(Records provided begins)

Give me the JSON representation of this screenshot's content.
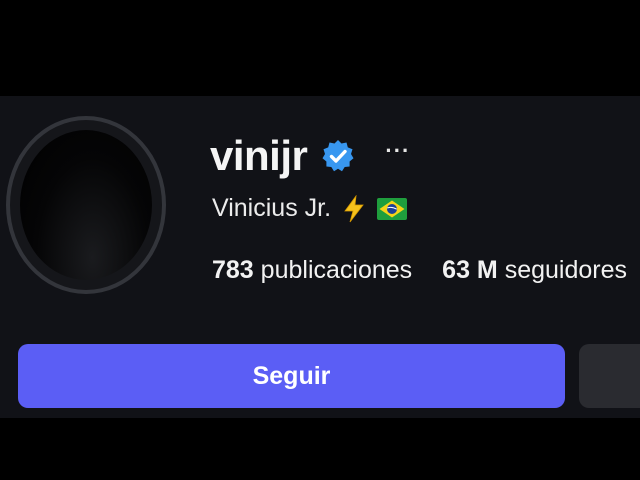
{
  "profile": {
    "username": "vinijr",
    "full_name": "Vinicius Jr.",
    "more_label": "···",
    "verified": true,
    "verified_color": "#3897f0",
    "emojis": [
      "bolt-icon",
      "brazil-flag-icon"
    ]
  },
  "stats": [
    {
      "value": "783",
      "label": "publicaciones"
    },
    {
      "value": "63 M",
      "label": "seguidores"
    }
  ],
  "actions": {
    "follow_label": "Seguir",
    "follow_color": "#5b5ef5"
  },
  "colors": {
    "background": "#111217",
    "text": "#f5f5f5"
  }
}
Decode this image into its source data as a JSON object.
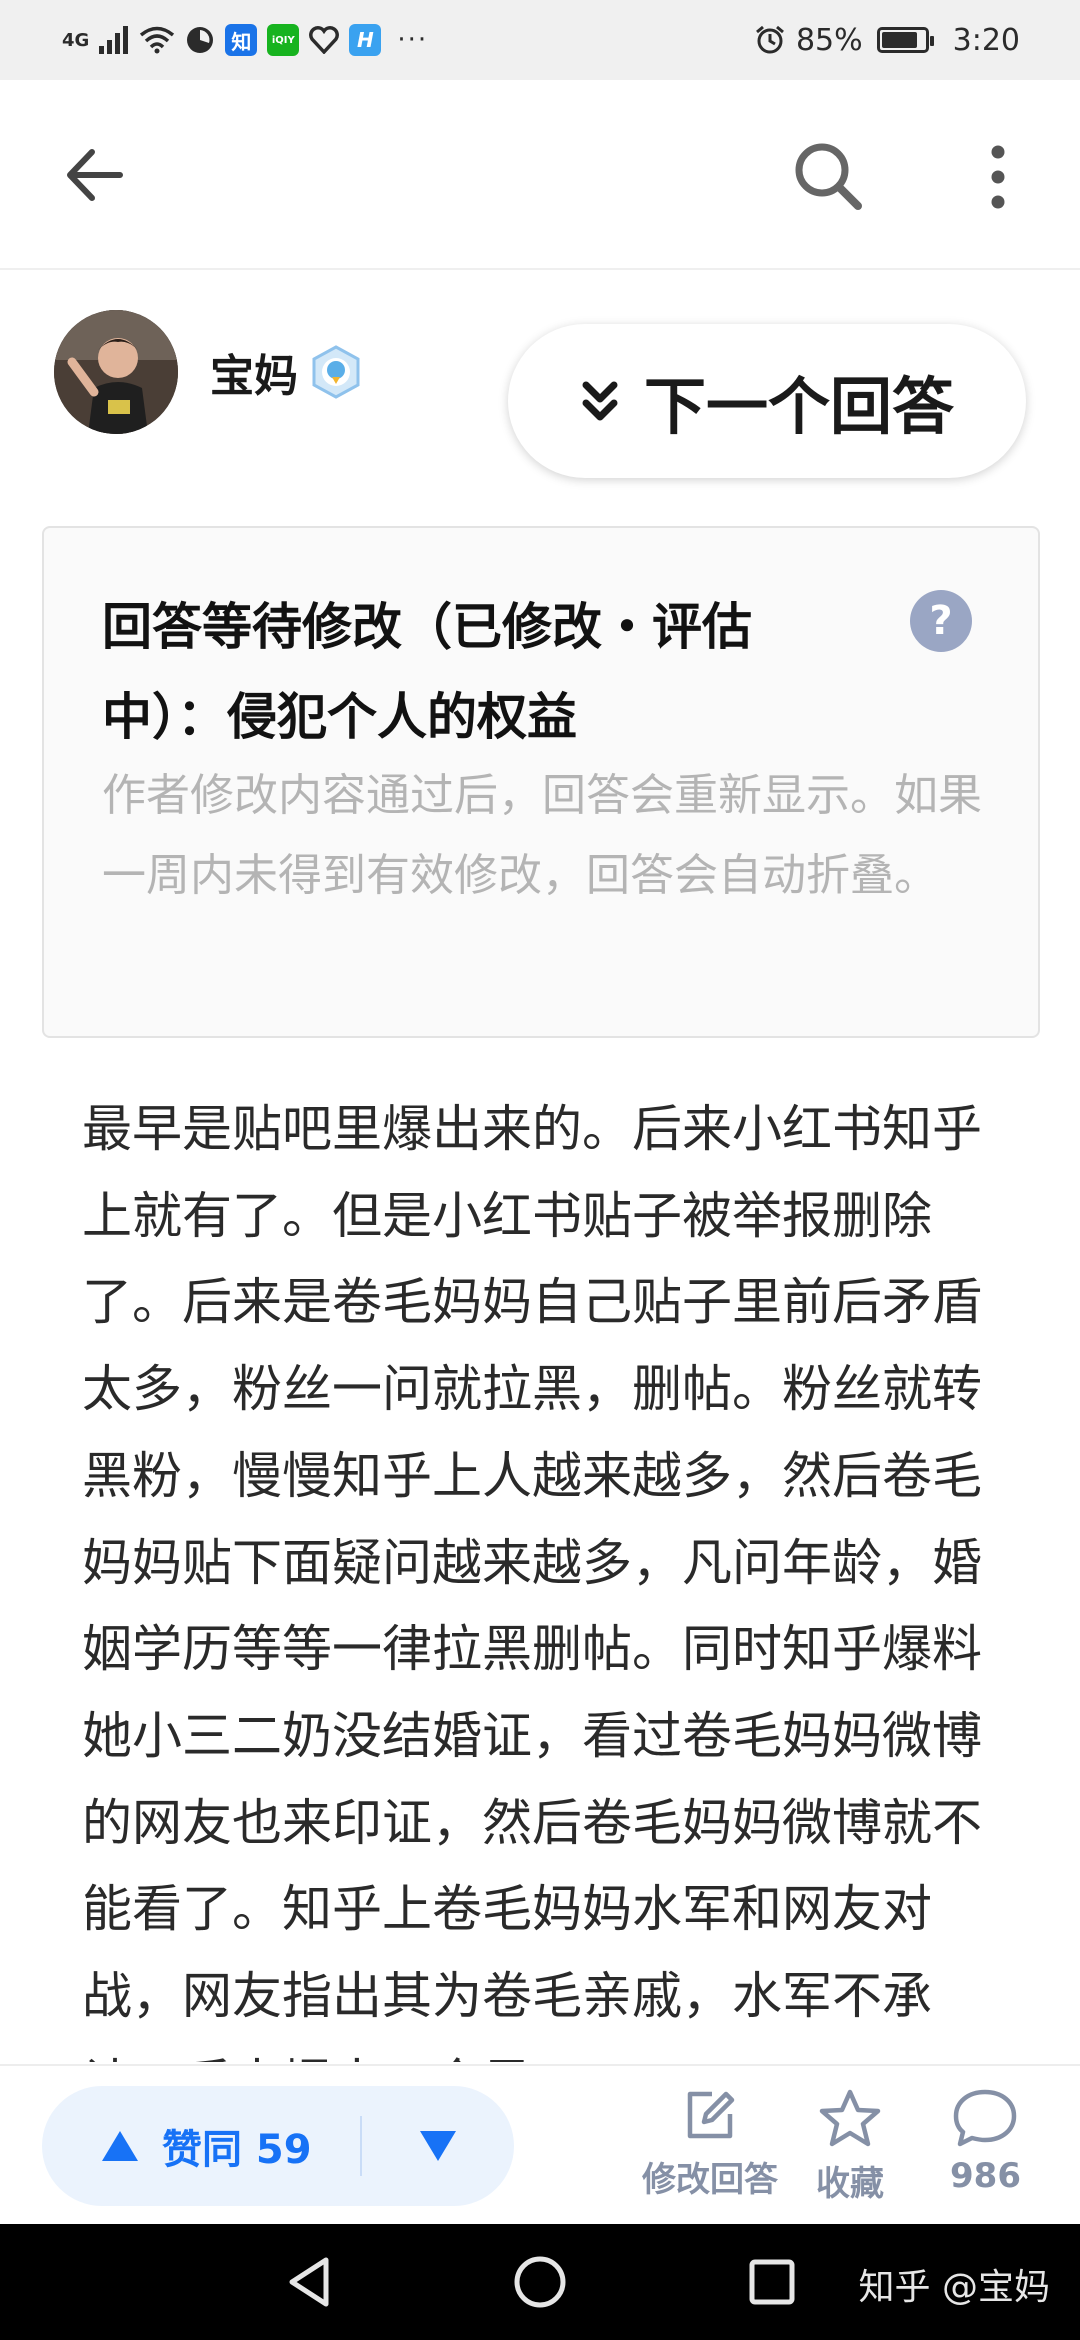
{
  "status_bar": {
    "network": "4G",
    "apps": [
      "知",
      "iQIY",
      "H"
    ],
    "more": "···",
    "battery": "85%",
    "battery_level": 0.85,
    "time": "3:20"
  },
  "author": {
    "name": "宝妈"
  },
  "next_answer": {
    "label": "下一个回答"
  },
  "notice": {
    "title": "回答等待修改（已修改・评估中）：侵犯个人的权益",
    "help": "?",
    "description": "作者修改内容通过后，回答会重新显示。如果一周内未得到有效修改，回答会自动折叠。"
  },
  "answer": {
    "text": "最早是贴吧里爆出来的。后来小红书知乎上就有了。但是小红书贴子被举报删除了。后来是卷毛妈妈自己贴子里前后矛盾太多，粉丝一问就拉黑，删帖。粉丝就转黑粉，慢慢知乎上人越来越多，然后卷毛妈妈贴下面疑问越来越多，凡问年龄，婚姻学历等等一律拉黑删帖。同时知乎爆料她小三二奶没结婚证，看过卷毛妈妈微博的网友也来印证，然后卷毛妈妈微博就不能看了。知乎上卷毛妈妈水军和网友对战，网友指出其为卷毛亲戚，水军不承认，后来爆出，全是"
  },
  "actions": {
    "upvote_label": "赞同 59",
    "edit_label": "修改回答",
    "collect_label": "收藏",
    "comment_count": "986"
  },
  "nav": {
    "watermark": "知乎 @宝妈"
  }
}
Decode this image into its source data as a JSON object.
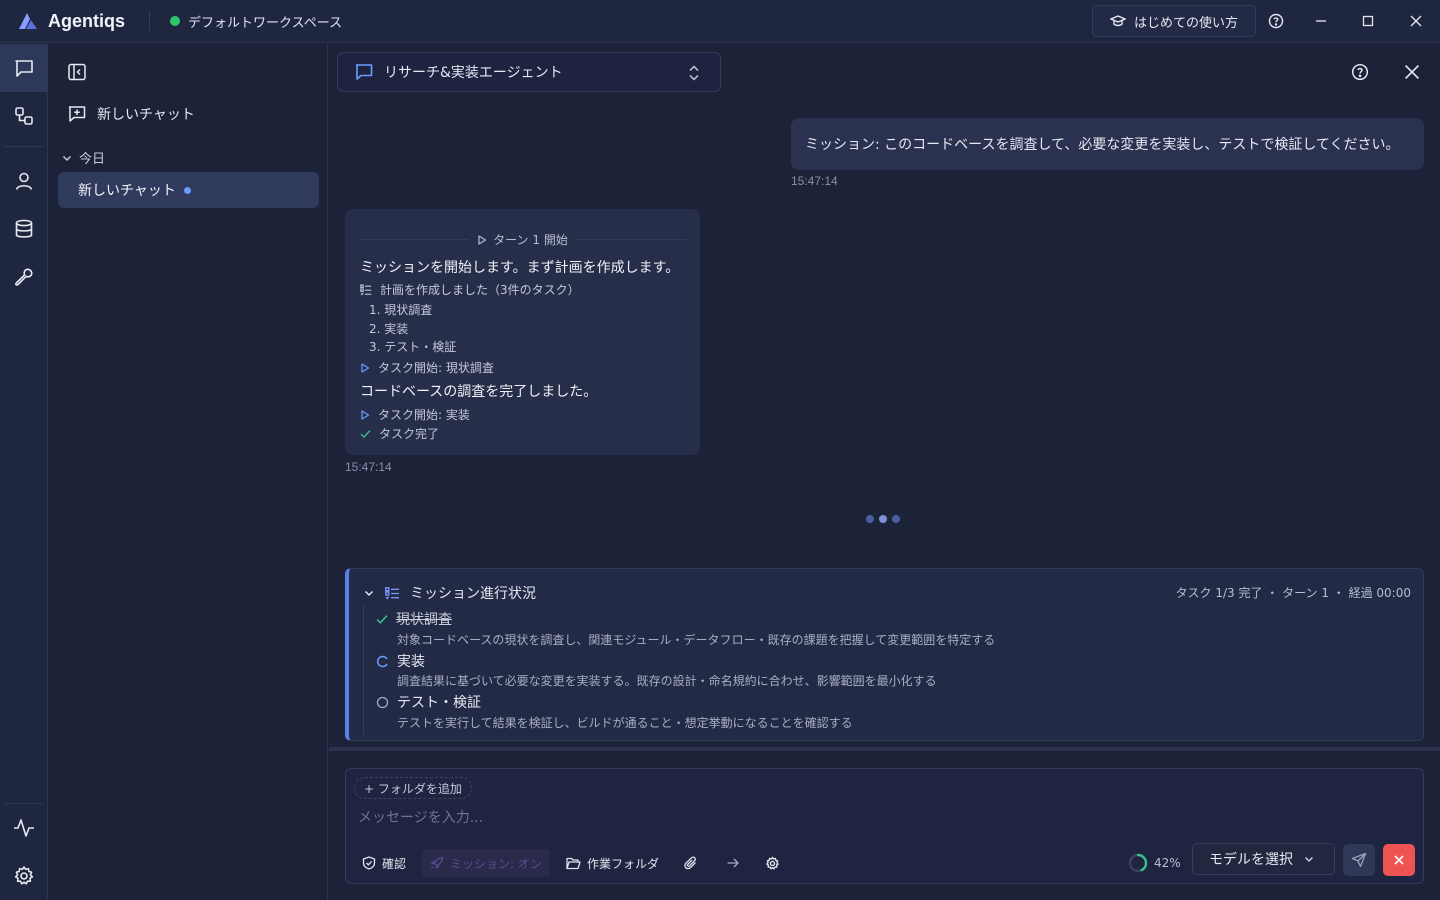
{
  "app": {
    "name": "Agentiqs",
    "workspace": "デフォルトワークスペース",
    "guide_label": "はじめての使い方"
  },
  "colors": {
    "accent": "#5a82e6",
    "status_online": "#2fc36a",
    "stop": "#ef5454",
    "unread_dot": "#6b9bff"
  },
  "sidebar": {
    "new_chat_label": "新しいチャット",
    "group_label": "今日",
    "items": [
      {
        "label": "新しいチャット",
        "unread": true
      }
    ]
  },
  "agent_selector": {
    "label": "リサーチ&実装エージェント"
  },
  "messages": {
    "user": {
      "text": "ミッション: このコードベースを調査して、必要な変更を実装し、テストで検証してください。",
      "time": "15:47:14"
    },
    "agent": {
      "turn_label": "ターン 1 開始",
      "intro": "ミッションを開始します。まず計画を作成します。",
      "plan_label": "計画を作成しました（3件のタスク）",
      "plan_items": [
        "1. 現状調査",
        "2. 実装",
        "3. テスト・検証"
      ],
      "task_start_1": "タスク開始: 現状調査",
      "completed_text": "コードベースの調査を完了しました。",
      "task_start_2": "タスク開始: 実装",
      "task_done": "タスク完了",
      "time": "15:47:14"
    }
  },
  "progress": {
    "title": "ミッション進行状況",
    "summary": "タスク 1/3 完了 ・ ターン 1 ・ 経過 00:00",
    "tasks": [
      {
        "title": "現状調査",
        "status": "done",
        "desc": "対象コードベースの現状を調査し、関連モジュール・データフロー・既存の課題を把握して変更範囲を特定する"
      },
      {
        "title": "実装",
        "status": "in-progress",
        "desc": "調査結果に基づいて必要な変更を実装する。既存の設計・命名規約に合わせ、影響範囲を最小化する"
      },
      {
        "title": "テスト・検証",
        "status": "pending",
        "desc": "テストを実行して結果を検証し、ビルドが通ること・想定挙動になることを確認する"
      }
    ]
  },
  "composer": {
    "add_folder_label": "+ フォルダを追加",
    "placeholder": "メッセージを入力...",
    "confirm_label": "確認",
    "mission_label": "ミッション: オン",
    "work_folder_label": "作業フォルダ",
    "context_percent": "42%",
    "context_fraction": 0.42,
    "model_placeholder": "モデルを選択"
  }
}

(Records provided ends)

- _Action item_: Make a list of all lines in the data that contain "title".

- _Exercise solution_:
    "title": "回答等待修改（已修改・评估中）：侵犯个人的权益",
    "title": "ミッション進行状況",
        "title": "現状調査",
        "title": "実装",
        "title": "テスト・検証",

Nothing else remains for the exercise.